On the topic of where to find poker writing work, I am going to deliberately take a broad viewpoint, rather than pinpointing specific places to find work. This is for two reasons. First of all, I do not want to piss any of my poker media friends off by sending hundreds of plucky writers in their direction expecting work. Secondly, the industry changes so fast that new avenues are cropping up all the time, just as quickly as others are closing.
The most obvious place to start is simply wherever you go yourself to consume poker media. Do you check out a particular news site, forum, or blog? There is nothing stopping you from making contact with them and putting yourself on the radar, especially if you follow the advice I suggested in blog number two about having a body of work to hand when you contact them.
Your natural instincts will be to gravitate to the most obvious places where a poker writer is expected to find work, which will be a poker news site and poker magazine. That's fine, definitely do that (Though expect rejection, at least at the start). But look much further than that, so many poker websites have written content, may of which may need help. Strategy sites, poker room blogs, live poker events, poker forums, staking sites, B2B websites, and even ghost writing blogs for players.

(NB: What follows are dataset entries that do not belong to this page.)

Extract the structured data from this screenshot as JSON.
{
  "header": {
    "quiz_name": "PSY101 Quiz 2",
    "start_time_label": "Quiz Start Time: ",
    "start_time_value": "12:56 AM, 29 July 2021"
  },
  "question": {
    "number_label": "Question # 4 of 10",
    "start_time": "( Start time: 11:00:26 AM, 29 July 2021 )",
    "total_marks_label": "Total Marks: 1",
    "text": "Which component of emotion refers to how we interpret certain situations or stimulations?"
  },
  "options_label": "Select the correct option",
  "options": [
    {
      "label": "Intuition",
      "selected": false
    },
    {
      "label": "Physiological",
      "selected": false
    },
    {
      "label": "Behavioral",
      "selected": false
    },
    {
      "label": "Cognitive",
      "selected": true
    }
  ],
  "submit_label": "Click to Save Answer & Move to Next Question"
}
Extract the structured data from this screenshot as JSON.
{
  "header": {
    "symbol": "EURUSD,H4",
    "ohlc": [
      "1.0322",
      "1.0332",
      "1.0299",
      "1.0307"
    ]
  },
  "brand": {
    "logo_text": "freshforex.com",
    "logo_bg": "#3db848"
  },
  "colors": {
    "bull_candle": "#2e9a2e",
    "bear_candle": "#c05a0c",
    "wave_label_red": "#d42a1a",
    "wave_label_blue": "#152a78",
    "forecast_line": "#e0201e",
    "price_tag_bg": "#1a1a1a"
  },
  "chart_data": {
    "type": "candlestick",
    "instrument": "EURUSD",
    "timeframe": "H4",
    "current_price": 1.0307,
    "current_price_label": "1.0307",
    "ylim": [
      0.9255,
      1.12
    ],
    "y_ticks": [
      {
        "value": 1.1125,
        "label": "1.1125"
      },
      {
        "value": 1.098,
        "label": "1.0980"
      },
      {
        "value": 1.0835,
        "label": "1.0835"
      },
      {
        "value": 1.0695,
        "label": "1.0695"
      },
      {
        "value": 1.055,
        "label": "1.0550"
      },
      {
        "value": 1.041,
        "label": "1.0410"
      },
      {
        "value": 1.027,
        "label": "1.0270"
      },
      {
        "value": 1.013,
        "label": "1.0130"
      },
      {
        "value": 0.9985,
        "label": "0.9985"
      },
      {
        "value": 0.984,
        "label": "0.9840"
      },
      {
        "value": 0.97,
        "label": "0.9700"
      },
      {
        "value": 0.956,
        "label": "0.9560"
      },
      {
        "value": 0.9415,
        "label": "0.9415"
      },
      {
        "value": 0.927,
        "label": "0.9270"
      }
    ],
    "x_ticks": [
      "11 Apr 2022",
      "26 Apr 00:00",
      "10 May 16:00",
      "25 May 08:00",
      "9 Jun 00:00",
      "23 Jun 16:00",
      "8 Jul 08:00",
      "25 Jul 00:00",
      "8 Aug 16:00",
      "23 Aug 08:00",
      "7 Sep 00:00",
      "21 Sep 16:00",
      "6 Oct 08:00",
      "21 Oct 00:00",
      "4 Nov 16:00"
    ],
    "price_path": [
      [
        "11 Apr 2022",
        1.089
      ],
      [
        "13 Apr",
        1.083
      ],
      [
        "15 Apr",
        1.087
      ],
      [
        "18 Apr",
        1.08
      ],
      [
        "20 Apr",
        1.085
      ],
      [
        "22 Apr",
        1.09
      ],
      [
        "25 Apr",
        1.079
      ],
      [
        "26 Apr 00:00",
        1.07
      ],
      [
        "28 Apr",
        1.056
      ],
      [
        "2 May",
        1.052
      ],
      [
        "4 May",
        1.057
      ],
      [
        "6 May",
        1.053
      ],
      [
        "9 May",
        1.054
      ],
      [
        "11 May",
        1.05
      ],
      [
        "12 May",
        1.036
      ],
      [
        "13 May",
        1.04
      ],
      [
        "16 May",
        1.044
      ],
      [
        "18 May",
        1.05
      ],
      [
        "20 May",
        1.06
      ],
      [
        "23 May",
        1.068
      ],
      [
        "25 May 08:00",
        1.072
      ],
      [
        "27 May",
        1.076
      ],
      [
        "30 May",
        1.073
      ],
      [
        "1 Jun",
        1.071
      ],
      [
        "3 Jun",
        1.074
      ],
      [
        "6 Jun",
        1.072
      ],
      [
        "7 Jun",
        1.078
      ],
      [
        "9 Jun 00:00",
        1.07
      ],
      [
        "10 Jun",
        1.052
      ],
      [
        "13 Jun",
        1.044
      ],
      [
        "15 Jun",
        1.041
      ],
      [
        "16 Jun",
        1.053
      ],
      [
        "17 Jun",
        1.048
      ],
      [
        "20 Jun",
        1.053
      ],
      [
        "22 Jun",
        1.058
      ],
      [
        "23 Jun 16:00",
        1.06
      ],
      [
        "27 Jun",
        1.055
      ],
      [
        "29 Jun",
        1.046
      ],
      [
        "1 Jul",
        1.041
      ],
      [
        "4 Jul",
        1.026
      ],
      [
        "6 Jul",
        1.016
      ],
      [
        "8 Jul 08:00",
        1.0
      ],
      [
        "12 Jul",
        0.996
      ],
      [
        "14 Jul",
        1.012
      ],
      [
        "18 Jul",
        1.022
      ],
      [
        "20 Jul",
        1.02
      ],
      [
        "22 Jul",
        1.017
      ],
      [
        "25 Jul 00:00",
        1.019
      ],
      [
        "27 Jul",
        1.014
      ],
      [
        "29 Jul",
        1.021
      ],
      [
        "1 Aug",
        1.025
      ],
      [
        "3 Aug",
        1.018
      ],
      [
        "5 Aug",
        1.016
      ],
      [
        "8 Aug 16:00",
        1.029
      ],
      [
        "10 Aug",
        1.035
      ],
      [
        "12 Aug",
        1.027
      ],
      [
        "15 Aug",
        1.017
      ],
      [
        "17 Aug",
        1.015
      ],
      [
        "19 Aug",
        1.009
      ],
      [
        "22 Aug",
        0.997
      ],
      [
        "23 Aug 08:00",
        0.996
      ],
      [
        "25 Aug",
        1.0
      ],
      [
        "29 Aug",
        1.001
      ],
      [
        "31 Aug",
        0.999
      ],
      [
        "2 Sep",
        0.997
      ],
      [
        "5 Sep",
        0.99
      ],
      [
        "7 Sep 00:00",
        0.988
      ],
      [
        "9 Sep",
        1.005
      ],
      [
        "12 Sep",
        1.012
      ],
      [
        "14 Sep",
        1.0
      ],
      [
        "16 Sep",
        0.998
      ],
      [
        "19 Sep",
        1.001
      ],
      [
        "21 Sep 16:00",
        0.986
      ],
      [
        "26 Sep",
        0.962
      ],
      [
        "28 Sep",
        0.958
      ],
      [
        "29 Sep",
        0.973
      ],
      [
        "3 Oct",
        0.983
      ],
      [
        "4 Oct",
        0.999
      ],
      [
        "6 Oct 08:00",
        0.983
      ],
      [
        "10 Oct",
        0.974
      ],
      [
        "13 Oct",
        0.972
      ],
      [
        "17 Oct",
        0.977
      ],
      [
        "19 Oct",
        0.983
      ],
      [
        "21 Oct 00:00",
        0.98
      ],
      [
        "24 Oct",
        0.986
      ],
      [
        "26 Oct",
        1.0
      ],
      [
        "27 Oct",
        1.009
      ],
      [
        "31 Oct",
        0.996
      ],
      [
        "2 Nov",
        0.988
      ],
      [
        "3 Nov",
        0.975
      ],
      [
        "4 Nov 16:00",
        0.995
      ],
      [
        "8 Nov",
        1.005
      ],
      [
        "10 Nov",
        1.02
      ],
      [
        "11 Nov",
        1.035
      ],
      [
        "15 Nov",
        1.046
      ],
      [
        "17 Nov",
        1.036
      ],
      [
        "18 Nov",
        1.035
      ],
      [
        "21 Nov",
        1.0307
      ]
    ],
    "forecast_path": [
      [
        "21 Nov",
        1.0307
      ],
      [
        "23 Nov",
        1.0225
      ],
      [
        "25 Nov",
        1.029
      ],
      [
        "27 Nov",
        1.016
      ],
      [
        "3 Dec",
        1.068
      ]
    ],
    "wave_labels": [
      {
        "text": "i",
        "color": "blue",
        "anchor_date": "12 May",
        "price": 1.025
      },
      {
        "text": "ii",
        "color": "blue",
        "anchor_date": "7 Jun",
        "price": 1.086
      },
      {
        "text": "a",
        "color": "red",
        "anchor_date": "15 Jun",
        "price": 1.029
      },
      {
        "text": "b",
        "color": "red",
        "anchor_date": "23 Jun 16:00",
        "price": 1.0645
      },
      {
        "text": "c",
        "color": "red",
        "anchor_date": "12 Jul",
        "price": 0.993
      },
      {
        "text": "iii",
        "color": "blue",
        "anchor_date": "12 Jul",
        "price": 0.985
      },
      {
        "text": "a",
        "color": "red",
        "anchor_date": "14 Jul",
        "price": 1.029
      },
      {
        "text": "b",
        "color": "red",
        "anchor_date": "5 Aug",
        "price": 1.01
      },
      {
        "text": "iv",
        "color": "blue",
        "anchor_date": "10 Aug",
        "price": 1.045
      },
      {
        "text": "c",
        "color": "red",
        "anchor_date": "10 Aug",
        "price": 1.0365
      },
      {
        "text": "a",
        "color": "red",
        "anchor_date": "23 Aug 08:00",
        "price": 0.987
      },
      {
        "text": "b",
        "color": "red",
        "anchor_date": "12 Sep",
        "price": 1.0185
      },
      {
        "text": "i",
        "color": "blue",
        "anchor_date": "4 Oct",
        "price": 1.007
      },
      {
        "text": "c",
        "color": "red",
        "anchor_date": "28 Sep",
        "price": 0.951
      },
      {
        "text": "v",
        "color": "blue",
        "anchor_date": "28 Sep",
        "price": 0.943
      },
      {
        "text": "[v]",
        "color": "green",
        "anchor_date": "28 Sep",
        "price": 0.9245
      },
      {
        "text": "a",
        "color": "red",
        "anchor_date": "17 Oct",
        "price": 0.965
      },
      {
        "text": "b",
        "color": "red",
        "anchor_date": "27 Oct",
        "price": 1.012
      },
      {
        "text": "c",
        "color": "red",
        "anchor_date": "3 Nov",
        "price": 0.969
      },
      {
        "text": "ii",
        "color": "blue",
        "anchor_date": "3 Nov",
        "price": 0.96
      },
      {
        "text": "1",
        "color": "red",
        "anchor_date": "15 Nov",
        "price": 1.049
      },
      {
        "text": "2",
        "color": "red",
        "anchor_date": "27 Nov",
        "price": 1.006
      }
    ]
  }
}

I mentioned this in blog number one of this series, but if you can find it, try and get work doing live reporting at poker events. This really is one of the best ways to get exposure, learn your trade, and network with the right people. It is pretty competitive right now, but if nothing else you are likely to have some geographical advantage with at least one event in the poker year. If you have an event coming to your region, let the relevant live reporting team (and casino) know you are available, because travel expenses are hefty, and if you can cut those in half instantly you give yourself a fighting chance.
Another consideration, one which I believe is currently underused by poker writers, is editorial placement. News sites and magazines no longer have inexhaustible budgets, which means they often accept free content from commercial enterprises in exchange for allowing them to plug a URL within the content. So poker room X might get one of their sponsored pros to write a strategy article, or get a writer to review their recent live event, in exchange for sticking some branding all over the piece.
So, if you can't get direct work from a magazine, or from an online poker room, why not see if a poker room will pay you to write something for them, to feature in a magazine? The cost of editorial placement will always be much lower than the cost of advertising with the same magazine/website, so the company would be on to a winner getting you to write a piece on their behalf.
Instead of finding someone to pay you to write, why not write something that people can purchase from you instead? These are wonderful times for the self published author, the kindle has removed almost every hurdle a writer has to face in order to make a living. If you have an idea for a book, the only thing it will really cost you is your time. Be warned, however, that the poker book market is very competitive: strategy books go out of date as quickly as a new phone or computer, and few other types of poker book have a massive audience. But if you think you have a killer idea for book, formatting it for kindle is remarkably easy (And self publishing it for softcover is relatively cheap too).
But it does not need to be a fully fledged book. There is nothing stopping you from turning a poker article into something that can be purchased on the kindle. Not many people want to spend money on poker articles, but the beauty is that you can price it as low as $0.99, which is easy to justify as a purchase. You can also monetise your poker blog by making it available to subscribe to on kindle for a small fee.
And once again, back to the poker blog. As I mentioned in my previous column, it is possible to monetise a poker blog and many people are doing it. Once you have developed a following, are getting plenty of regular traffic, and have started to score well on search engines; you can start approaching potential advertisers selling banner/link space (And you will find, they start contacting you). A blog is also, as I have found, a great business card with which to actually get work offers.
A final note; offering to do some stuff for free in the early days will pay off. It sucks not to get paid for your work, but it gets your foot in the door for future paid work, so look on it as an investment for the future. Don't get screwed by any means, but a couple of favours here and there are worth it in the long run, if all it costs you is a bit of time.